One of the focus areas discussed during the conference was the induction of manpower, aspects pertaining to training and skill development, and welfare of personnel. Consequent to 2015 being observed as the ‘Year of the Sailor’ in the Indian Navy, service conditions of sailors and their quality of life (including post retirement placements, accommodation and hospital facilities etc.) were deliberated extensively. The CNS stated that our men and women are our greatest assets and their morale and well-being should always remain of primary concern. The men and women behind the machine are the Navy’s greatest strength. They need to be viewed and harnessed as such at all levels.
The indigenisation programme of the Navy was discussed and the CNS stressed that indigenisation of platforms, weapons, sensors and equipment, through DRDO, public and private sectors as also through in-house efforts, should remain an area of focus. He emphasized that the ‘Roadmap for the Navy’s expansion and growth would continue to remain anchored on Self-reliance and Indigenisation’. He also urged the naval designers and technical officers to work in close coordination with DRDO so as to develop niche technologies for the future Navy.
During the course of the conference, the CNS released the Maritime Infrastructure Perspective Plan (2015-27) and reviewed progress of various infrastructure projects that are in the pipeline and shall contribute towards capacity building. The need to adopt sustainable green technologies, re-cycling and waste management to reduce carbon footprint of our bases, in pursuance of the energy goals of our country as also to have ‘zero carbon footprint’ were also stressed by the CNS. An integrated roadmap and action plan to develop ecologically sustainable infrastructure was also released by the CNS. Plans for conduct of International Fleet Review and induction plan for Scorpene submarines were also reviewed by the CNS.
Consolidation and strengthening of the rapidly expanding aviation arm of the Navy was discussed. Deliberations were also held on infrastructure and manning requirements for new induction aircraft, including Unmanned Aerial Vehicles and enhancement of surveillance in our area of interest.
The CNS reviewed the ‘coastal security construct’ and was satisfied with the steady progress made in strengthening the coastal security apparatus viz. induction of FICs, ISVs and NC3 I project. He asserted the need to remain ever vigilant and focussed towards our coastal security responsibilities, through proactive coordination with other maritime agencies and coastal states. Deliberations were also held to strengthen ‘Cyber Security in the Indian Navy’.
Various proposals from the Indian Navy have been forwarded for consideration of the 7th CPC to ensure that the aspirations and expectations of Indian Navy personnel, along with the difficult conditions of service on board operational platforms are recognized. A comprehensive review of proposals forwarded to the 7th Central Pay Commission which included conditions of service and emoluments paid to the Armed Forces personnel was undertaken by the CNS during the course of deliberations.
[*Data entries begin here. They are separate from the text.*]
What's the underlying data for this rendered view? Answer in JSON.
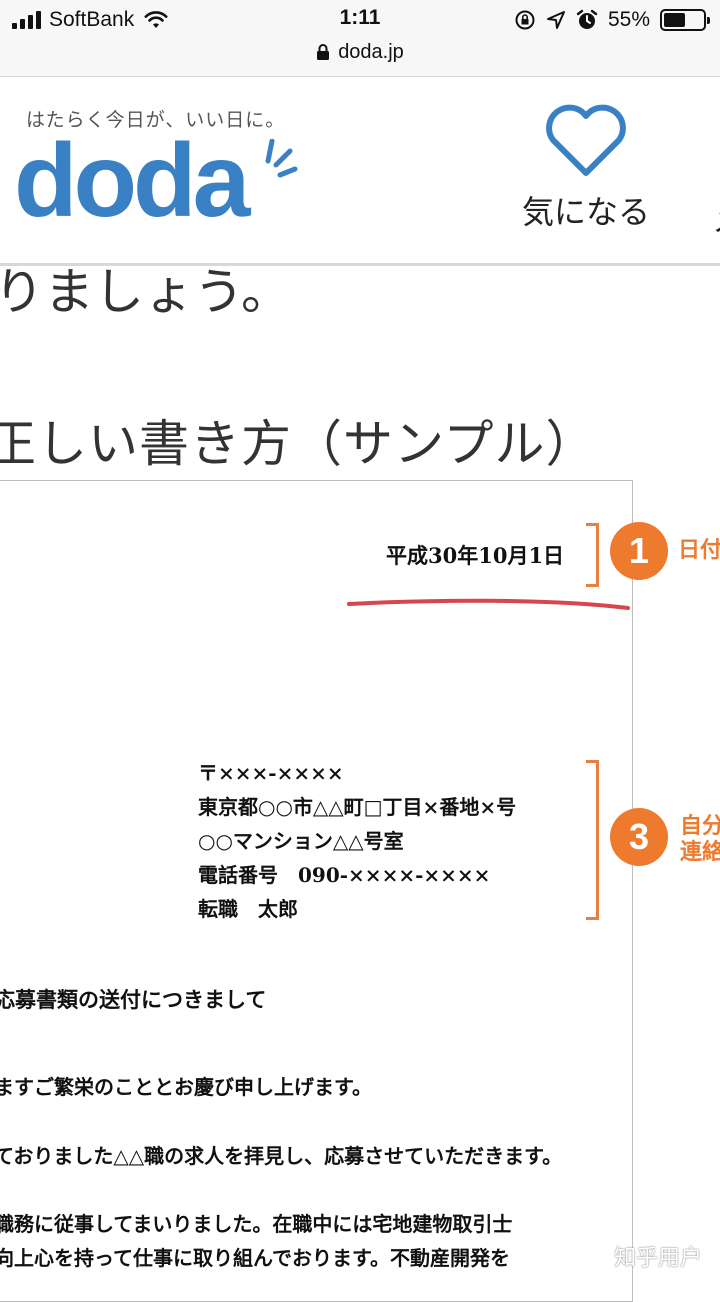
{
  "status_bar": {
    "carrier": "SoftBank",
    "time": "1:11",
    "battery_percent": "55%",
    "battery_level": 0.55,
    "url": "doda.jp"
  },
  "header": {
    "tagline": "はたらく今日が、いい日に。",
    "logo": "doda",
    "favorite_label": "気になる",
    "cut_nav_label": "メ",
    "brand_color": "#3a80c4"
  },
  "article": {
    "heading_fragment": "りましょう。",
    "section_title": "正しい書き方（サンプル）"
  },
  "letter": {
    "date": "平成30年10月1日",
    "address_lines": [
      "〒×××-××××",
      "東京都○○市△△町□丁目×番地×号",
      "○○マンション△△号室",
      "電話番号　090-××××-××××",
      "転職　太郎"
    ],
    "subject": "応募書類の送付につきまして",
    "body_lines": [
      "ますご繁栄のこととお慶び申し上げます。",
      "ておりました△△職の求人を拝見し、応募させていただきます。",
      "職務に従事してまいりました。在職中には宅地建物取引士",
      "向上心を持って仕事に取り組んでおります。不動産開発を"
    ]
  },
  "annotations": {
    "accent_color": "#ee7a2e",
    "items": [
      {
        "number": "1",
        "label": "日付"
      },
      {
        "number": "3",
        "label_lines": [
          "自分",
          "連絡"
        ]
      }
    ]
  },
  "watermark": "知乎用户"
}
One of the highlights of the conference was the opportunity naval commanders’ had to interact with the MoD officials and the other service chiefs, wherein issues pertaining to joint operations and military synergy were discussed.
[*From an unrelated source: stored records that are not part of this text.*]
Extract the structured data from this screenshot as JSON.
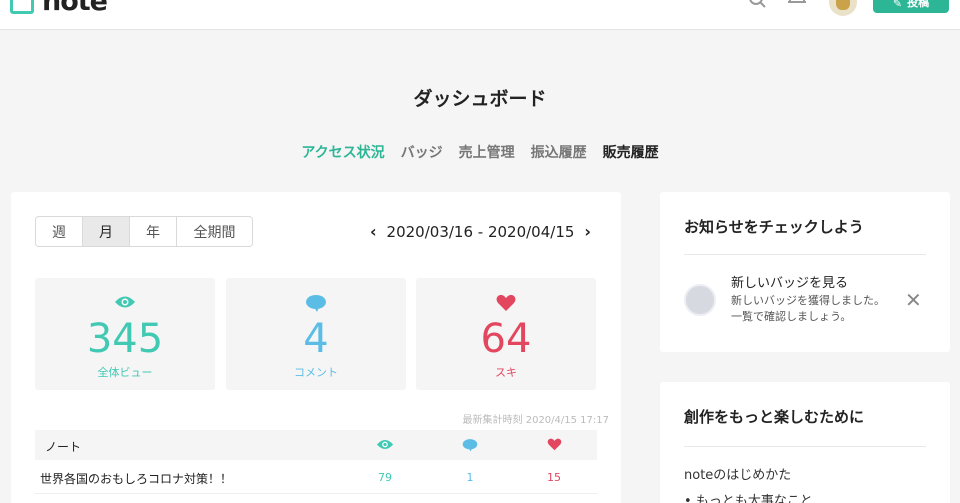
{
  "header": {
    "logo_text": "note",
    "post_button_label": "投稿"
  },
  "page": {
    "title": "ダッシュボード",
    "tabs": [
      {
        "label": "アクセス状況"
      },
      {
        "label": "バッジ"
      },
      {
        "label": "売上管理"
      },
      {
        "label": "振込履歴"
      },
      {
        "label": "販売履歴"
      }
    ]
  },
  "period": {
    "options": [
      "週",
      "月",
      "年",
      "全期間"
    ],
    "selected": "月",
    "range": "2020/03/16 - 2020/04/15"
  },
  "stats": {
    "views": {
      "value": "345",
      "label": "全体ビュー"
    },
    "comments": {
      "value": "4",
      "label": "コメント"
    },
    "likes": {
      "value": "64",
      "label": "スキ"
    }
  },
  "table": {
    "updated": "最新集計時刻 2020/4/15 17:17",
    "header": "ノート",
    "rows": [
      {
        "title": "世界各国のおもしろコロナ対策！！",
        "views": "79",
        "comments": "1",
        "likes": "15"
      }
    ]
  },
  "notice": {
    "title": "お知らせをチェックしよう",
    "item_title": "新しいバッジを見る",
    "item_desc": "新しいバッジを獲得しました。一覧で確認しましょう。"
  },
  "creative": {
    "title": "創作をもっと楽しむために",
    "link": "noteのはじめかた",
    "bullet": "もっとも大事なこと"
  },
  "colors": {
    "accent": "#2cb696",
    "views": "#41c9b4",
    "comments": "#5bbde6",
    "likes": "#e3475f"
  }
}
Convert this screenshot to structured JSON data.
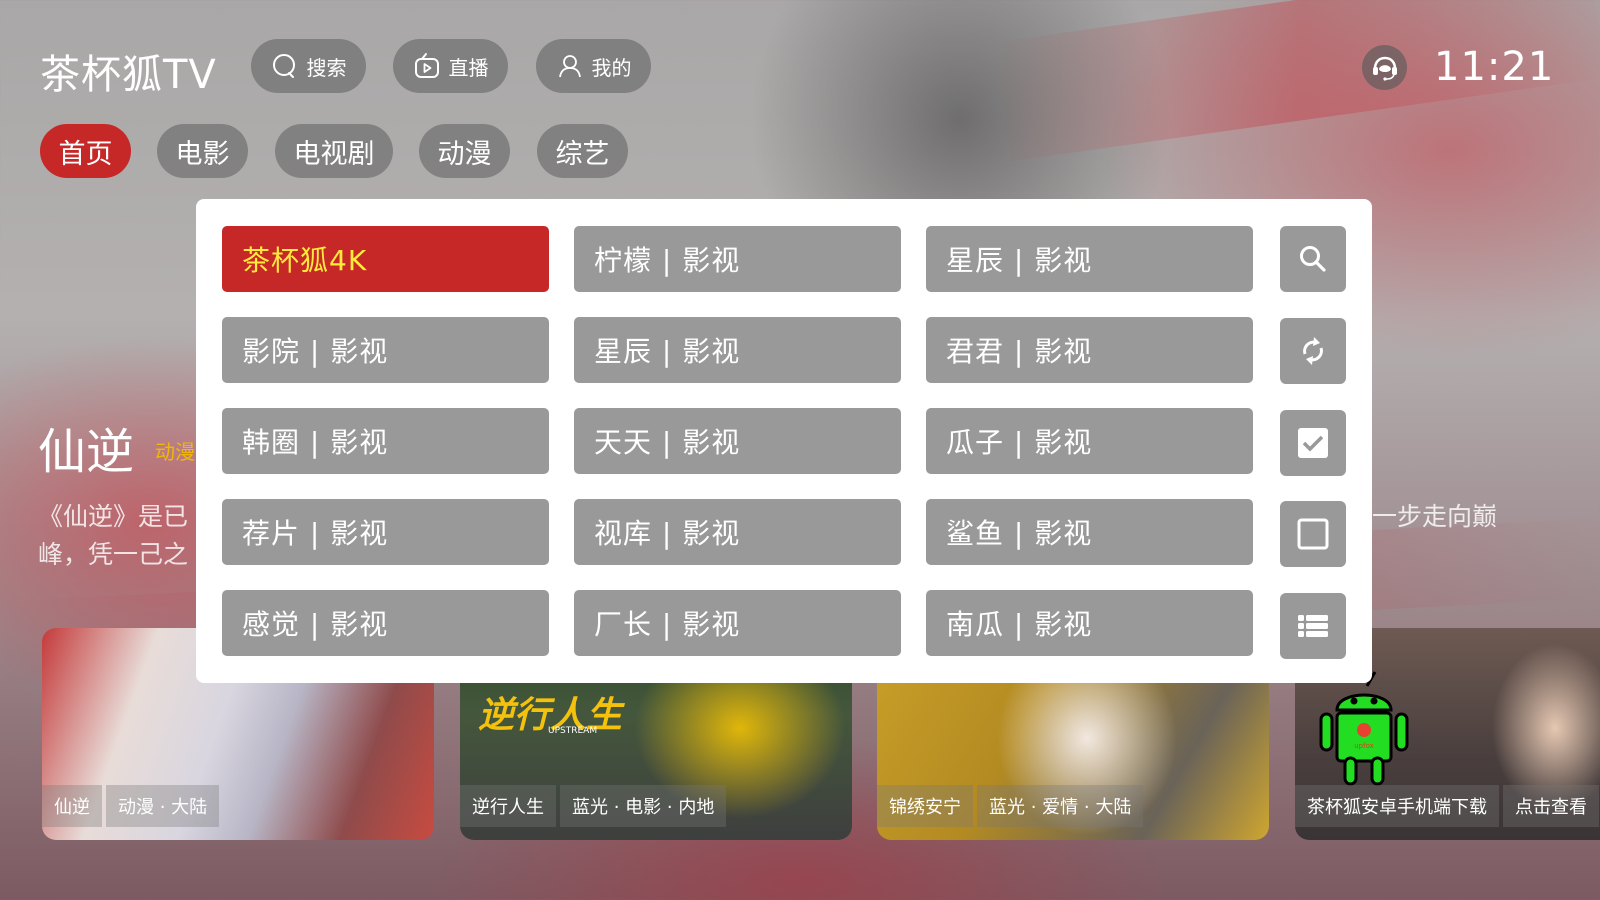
{
  "header": {
    "app_title": "茶杯狐TV",
    "actions": [
      {
        "label": "搜索",
        "icon": "search-icon"
      },
      {
        "label": "直播",
        "icon": "live-tv-icon"
      },
      {
        "label": "我的",
        "icon": "user-icon"
      }
    ],
    "support_icon": "headset-icon",
    "clock": "11:21"
  },
  "tabs": [
    {
      "label": "首页",
      "active": true
    },
    {
      "label": "电影",
      "active": false
    },
    {
      "label": "电视剧",
      "active": false
    },
    {
      "label": "动漫",
      "active": false
    },
    {
      "label": "综艺",
      "active": false
    }
  ],
  "hero": {
    "title": "仙逆",
    "tag": "动漫",
    "desc_line1_visible": "《仙逆》是已",
    "desc_line1_right_visible": "一步走向巅",
    "desc_line2_visible": "峰，凭一己之"
  },
  "cards": [
    {
      "title": "仙逆",
      "meta": "动漫 · 大陆"
    },
    {
      "title": "逆行人生",
      "meta": "蓝光 · 电影 · 内地",
      "poster_text": "逆行人生",
      "poster_subtext": "UPSTREAM"
    },
    {
      "title": "锦绣安宁",
      "meta": "蓝光 · 爱情 · 大陆"
    },
    {
      "title": "茶杯狐安卓手机端下载",
      "meta": "点击查看",
      "badge_text": "upfox"
    }
  ],
  "source_dialog": {
    "selected": "茶杯狐4K",
    "sources": [
      [
        "茶杯狐4K",
        "柠檬 | 影视",
        "星辰 | 影视"
      ],
      [
        "影院 | 影视",
        "星辰 | 影视",
        "君君 | 影视"
      ],
      [
        "韩圈 | 影视",
        "天天 | 影视",
        "瓜子 | 影视"
      ],
      [
        "荐片 | 影视",
        "视库 | 影视",
        "鲨鱼 | 影视"
      ],
      [
        "感觉 | 影视",
        "厂长 | 影视",
        "南瓜 | 影视"
      ]
    ],
    "side_actions": [
      {
        "icon": "search-icon",
        "action": "search"
      },
      {
        "icon": "refresh-icon",
        "action": "refresh"
      },
      {
        "icon": "checkbox-checked-icon",
        "action": "select-all"
      },
      {
        "icon": "checkbox-empty-icon",
        "action": "deselect-all"
      },
      {
        "icon": "list-icon",
        "action": "list-view"
      }
    ]
  },
  "colors": {
    "accent_red": "#c62828",
    "selected_text_yellow": "#ffeb3b",
    "button_gray": "#999999",
    "tag_yellow": "#f2b705"
  }
}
In his closing address the CNS complimented all personnel of the Indian Navy for their professionalism and patriotism, and exhorted them to prepare themselves and the Navy to meet all future maritime security challenges before the country. Operational consideration should remain our collective focus in the coming years, he said. The Navy’s role is not only vital for national security, but also for national prosperity and development, he concluded.